Instead, consider smart alternatives like whole-wheat flour, fruit purees, maple syrup, dried fruit, and even spices. These ingredients can add fiber, flavor, vitamins, and minerals.
Look for recipes like those that already incorporate natural ingredients. But to experiment yourself, refer to “Smart Substitutions” at the bottom of this article for healthy options. Then get baking!
Flours and Grains
White flour is popular for baking, but it’s not the healthiest choice. Refined white flour has had 93 percent of its fiber removed, as well as most of its vitamin E. The bleaching process strips remaining nutrients, often leaving behind dubious residues.
Try using whole-wheat and other whole-grain flours instead. Experiment with a little at a time when substituting these, since the texture of the final product may vary with whole-grain flours. Also, look for recipes that include whole oats and oat flours. Both are excellent sources of fiber. Substitute whole oats (not instant) for up to one-third of the flour when baking breads, cakes, cookies, and muffins.

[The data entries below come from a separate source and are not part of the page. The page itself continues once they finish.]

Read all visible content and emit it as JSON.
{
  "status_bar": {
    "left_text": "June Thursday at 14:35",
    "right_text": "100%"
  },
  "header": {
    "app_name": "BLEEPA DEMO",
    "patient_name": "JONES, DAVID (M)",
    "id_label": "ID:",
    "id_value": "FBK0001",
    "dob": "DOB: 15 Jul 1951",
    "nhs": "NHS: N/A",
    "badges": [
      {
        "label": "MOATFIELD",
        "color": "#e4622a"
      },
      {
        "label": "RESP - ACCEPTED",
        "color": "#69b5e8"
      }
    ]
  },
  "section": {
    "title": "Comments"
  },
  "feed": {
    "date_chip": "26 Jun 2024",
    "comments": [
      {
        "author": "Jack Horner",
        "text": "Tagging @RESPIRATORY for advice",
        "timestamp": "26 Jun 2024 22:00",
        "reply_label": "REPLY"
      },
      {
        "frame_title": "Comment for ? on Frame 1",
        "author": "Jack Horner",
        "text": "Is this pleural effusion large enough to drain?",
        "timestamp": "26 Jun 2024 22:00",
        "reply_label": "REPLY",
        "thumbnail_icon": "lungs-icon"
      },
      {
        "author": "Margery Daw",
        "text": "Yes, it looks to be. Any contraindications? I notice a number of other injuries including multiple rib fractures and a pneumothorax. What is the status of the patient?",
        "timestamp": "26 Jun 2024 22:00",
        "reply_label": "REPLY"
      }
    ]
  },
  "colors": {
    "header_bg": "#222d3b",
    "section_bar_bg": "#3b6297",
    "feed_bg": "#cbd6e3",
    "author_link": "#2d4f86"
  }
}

Natural sweeteners tend to have more vitamins and minerals than highly refined white sugar, and they’re easy to use. When choosing one, consider the flavor you wish the final product to have. Molasses will add a totally different taste—and color—than honey.
Here’s a list of some popular sweeteners and their benefits:
- Honey contains trace amounts of vitamins and minerals, as well as potentially beneficial enzymes. Since it’s twice as sweet as sugar, use half the amount of honey as you would sugar in a recipe. Decrease another liquid by one-fourth cup per cup of honey, and add a pinch of baking soda.
- Maple syrup is an old-fashioned favorite and contains trace amounts of vitamins B2, B5, and B6. Use three-fourths cup to replace one cup of sugar, and reduce another liquid in the recipe by three tablespoons.
- Blackstrap molasses is a byproduct of sugar refining and is rich in iron and minerals. Instead of one cup of sugar, use three-fourths cup molasses. Decrease another liquid by one-fourth cup, omit any baking powder, and add one-half teaspoon baking soda.
- Applesauce and other pureed fruits can replace some of the oils and sugars in baked goods. These natural sweeteners make the end product more moist and tender while adding fiber.
- Fruit juice concentrates are frozen products made by cooking down fruit juices. To use them in place of sugar, just substitute three-fourths cup of thawed juice concentrate for each cup of white sugar, and decrease the liquid in the recipe by three tablespoons.
After opening liquid sweeteners, store them in the refrigerator. Keep fruit juice concentrates frozen until ready to use.
Spices add distinct flavors to your baked goods. The flavors that spices add help to cut down on salt and sugar use, too, making low-fat eating tastier. You can reduce the amount of sweetener in fruit and dessert recipes by adding cinnamon, cloves, allspice, ginger, anise, or fennel.
When shopping for spices, look for organic varieties. Regularly discard spices that are over a year old since they lose some of their flavor and potency.
Adding dried fruits to baked foods is a smart way to increase fiber and flavor. Dried blueberries, cherries, or cranberries make healthy and tasty substitutes for raisins.
To rehydrate dried fruits, place them in a glass cup or bowl. Add boiling water or fruit juice.